Speakers included Dr. William Bush, MD - Pediatrician-in-Chief, Helen DeVos Children’s Hospital; Dr. Bryan Judge, MD - Emergency Medicine/Toxicology, Spectrum Health; Gustavo Rotondaro and Zachary Weber, Métrica, LLC (on County lead poisoning trends and related housing data); and Dr. RoseAnn Miller, MS, PhD, Epidemiologist, Michigan Department of Health and Human Services Childhood Lead Poisoning Prevention Program.
“We know that it (lead) affects the brain in ways of development,” Dr. Bush told the Task Force. “Kids that are impacted with lead exposure will have developmental issues, they may have ADHD and the American Academy of Pediatrics feels that one in five patients that has ADD is likely related to lead exposure.” The complete meeting can be seen at https://youtu.be/yBLvKjI5ixA.
One zip code in Grand Rapids led the state for the highest number of lead-poisoned children in 2015 according to the Michigan Department of Health and Human Services: 49507 (south of Franklin, east of US-131, north of 28th Street). Four out of five homes in Grand Rapids, and nearly three out of five homes in Kent County, were built before 1978, the year lead was banned from paint.
Lead poisoning can cause permanent, irreversible damage to many organs, including the heart, brain, and liver. It’s also linked to lower IQs, hyperactivity, and aggressive behavior.
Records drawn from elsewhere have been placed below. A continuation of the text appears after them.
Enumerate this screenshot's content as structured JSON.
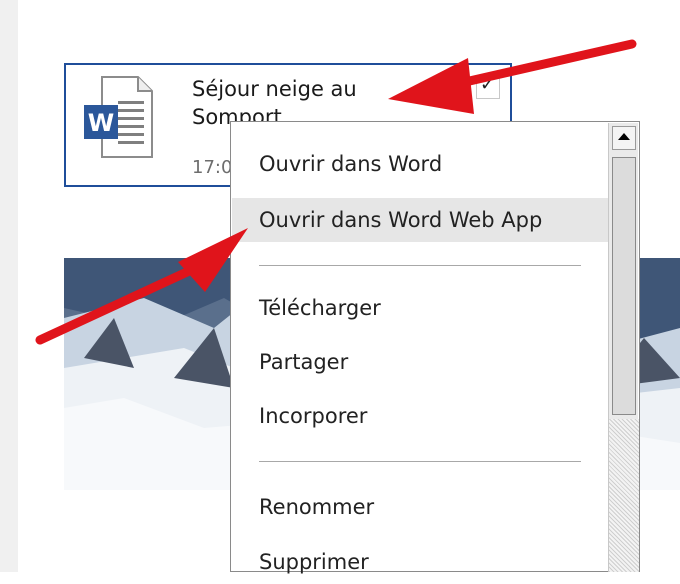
{
  "file": {
    "name": "Séjour neige au Somport",
    "time": "17:0",
    "icon": "word-document-icon"
  },
  "menu": {
    "items": [
      {
        "label": "Ouvrir dans Word"
      },
      {
        "label": "Ouvrir dans Word Web App"
      },
      {
        "label": "Télécharger"
      },
      {
        "label": "Partager"
      },
      {
        "label": "Incorporer"
      },
      {
        "label": "Renommer"
      },
      {
        "label": "Supprimer"
      }
    ],
    "highlighted": "Ouvrir dans Word Web App"
  },
  "colors": {
    "tile_border": "#1f4e9a",
    "word_blue": "#2b579a",
    "annotation_arrow": "#e0141b",
    "menu_highlight": "#e6e6e6"
  }
}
The CDC estimates that nearly half a million children in the US have elevated blood lead levels (a blood lead level of 5 micrograms per deciliter or higher).
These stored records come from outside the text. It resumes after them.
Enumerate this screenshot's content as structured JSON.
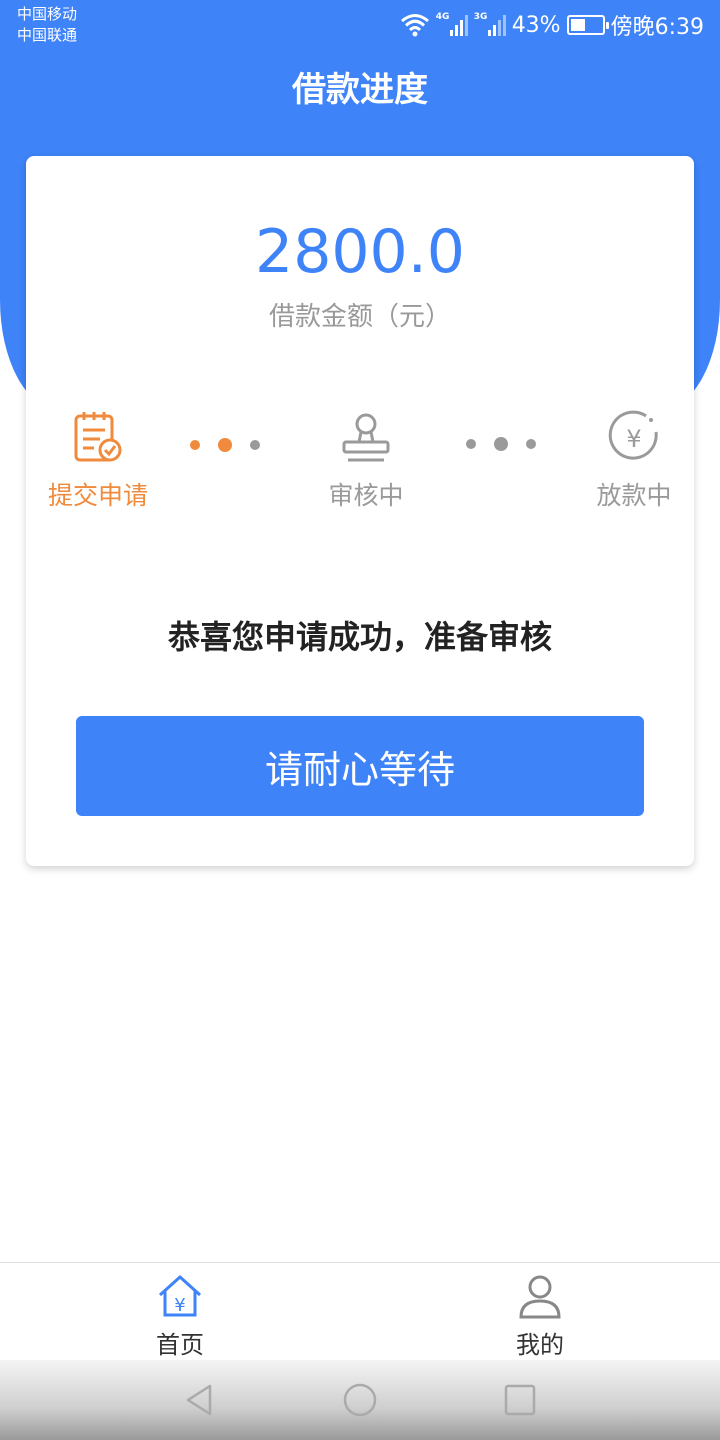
{
  "status": {
    "carrier1": "中国移动",
    "carrier2": "中国联通",
    "sig1_label": "4G",
    "sig2_label": "3G",
    "battery": "43%",
    "time": "傍晚6:39"
  },
  "header": {
    "title": "借款进度"
  },
  "card": {
    "amount": "2800.0",
    "amount_label": "借款金额（元）",
    "steps": [
      {
        "label": "提交申请",
        "state": "active"
      },
      {
        "label": "审核中",
        "state": "pending"
      },
      {
        "label": "放款中",
        "state": "pending"
      }
    ],
    "message": "恭喜您申请成功，准备审核",
    "button_label": "请耐心等待"
  },
  "tabbar": {
    "items": [
      {
        "label": "首页",
        "icon": "home-yen-icon",
        "active": true
      },
      {
        "label": "我的",
        "icon": "user-icon",
        "active": false
      }
    ]
  },
  "colors": {
    "primary": "#3e83f8",
    "active_step": "#f08a3c",
    "inactive": "#9a9a9a"
  }
}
The Lead Task Force, chaired by Commissioner Emily Brieve and Vice-Chair Senita Lenear (Commissioner, City of Grand Rapids) includes more than a dozen community leaders, as well as health and housing specialists. Board Chair Jim Saalfeld asked them to (i) identify the contributing environmental factors of lead-based exposure and illness in Kent County; (ii) investigate possible interventions (actions, policies, and programs designed to reduce lead-based exposure and illness); and (iii) make a formal report and recommendations to the community. The Lead Task Force hopes to have a report complete by the end of 2017.
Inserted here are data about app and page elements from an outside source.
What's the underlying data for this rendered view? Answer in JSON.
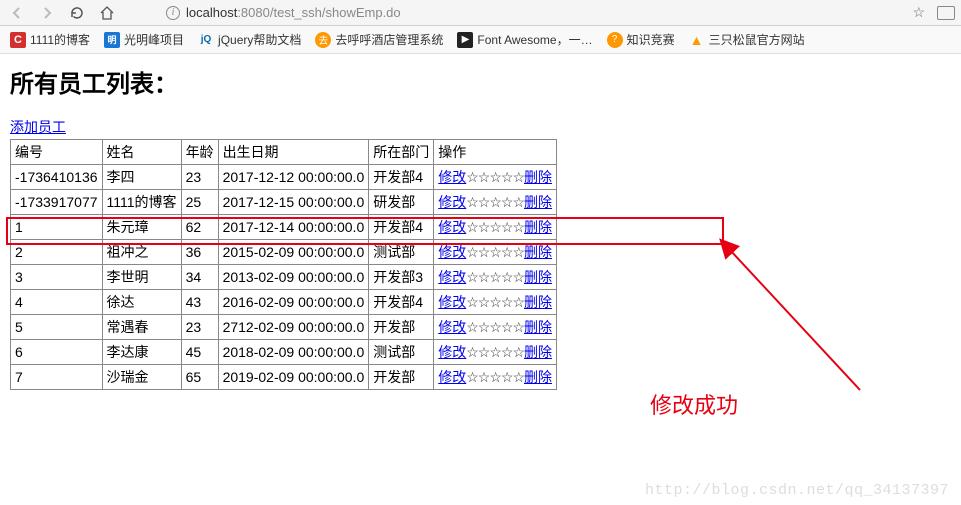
{
  "browser": {
    "url_host": "localhost",
    "url_port": ":8080",
    "url_path": "/test_ssh/showEmp.do"
  },
  "bookmarks": [
    {
      "icon": "red",
      "iconText": "C",
      "label": "1111的博客"
    },
    {
      "icon": "blue",
      "iconText": "明",
      "label": "光明峰项目"
    },
    {
      "icon": "jq",
      "iconText": "jQ",
      "label": "jQuery帮助文档"
    },
    {
      "icon": "orange-circle",
      "iconText": "去",
      "label": "去呼呼酒店管理系统"
    },
    {
      "icon": "dark",
      "iconText": "▶",
      "label": "Font Awesome，一…"
    },
    {
      "icon": "orange-circle",
      "iconText": "?",
      "label": "知识竞赛"
    },
    {
      "icon": "amber",
      "iconText": "▲",
      "label": "三只松鼠官方网站"
    }
  ],
  "page": {
    "title": "所有员工列表：",
    "add_link": "添加员工"
  },
  "table": {
    "headers": [
      "编号",
      "姓名",
      "年龄",
      "出生日期",
      "所在部门",
      "操作"
    ],
    "action_edit": "修改",
    "action_stars": "☆☆☆☆☆",
    "action_delete": "删除",
    "rows": [
      {
        "id": "-1736410136",
        "name": "李四",
        "age": "23",
        "birth": "2017-12-12 00:00:00.0",
        "dept": "开发部4"
      },
      {
        "id": "-1733917077",
        "name": "1111的博客",
        "age": "25",
        "birth": "2017-12-15 00:00:00.0",
        "dept": "研发部"
      },
      {
        "id": "1",
        "name": "朱元璋",
        "age": "62",
        "birth": "2017-12-14 00:00:00.0",
        "dept": "开发部4"
      },
      {
        "id": "2",
        "name": "祖冲之",
        "age": "36",
        "birth": "2015-02-09 00:00:00.0",
        "dept": "测试部"
      },
      {
        "id": "3",
        "name": "李世明",
        "age": "34",
        "birth": "2013-02-09 00:00:00.0",
        "dept": "开发部3"
      },
      {
        "id": "4",
        "name": "徐达",
        "age": "43",
        "birth": "2016-02-09 00:00:00.0",
        "dept": "开发部4"
      },
      {
        "id": "5",
        "name": "常遇春",
        "age": "23",
        "birth": "2712-02-09 00:00:00.0",
        "dept": "开发部"
      },
      {
        "id": "6",
        "name": "李达康",
        "age": "45",
        "birth": "2018-02-09 00:00:00.0",
        "dept": "测试部"
      },
      {
        "id": "7",
        "name": "沙瑞金",
        "age": "65",
        "birth": "2019-02-09 00:00:00.0",
        "dept": "开发部"
      }
    ]
  },
  "annotation": {
    "text": "修改成功"
  },
  "watermark": "http://blog.csdn.net/qq_34137397"
}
This article reprinted with permission from the Kent County Report, the county's monthly newsletter. Healthy Homes Coalition Executive Director Paul Haan serves on the task force.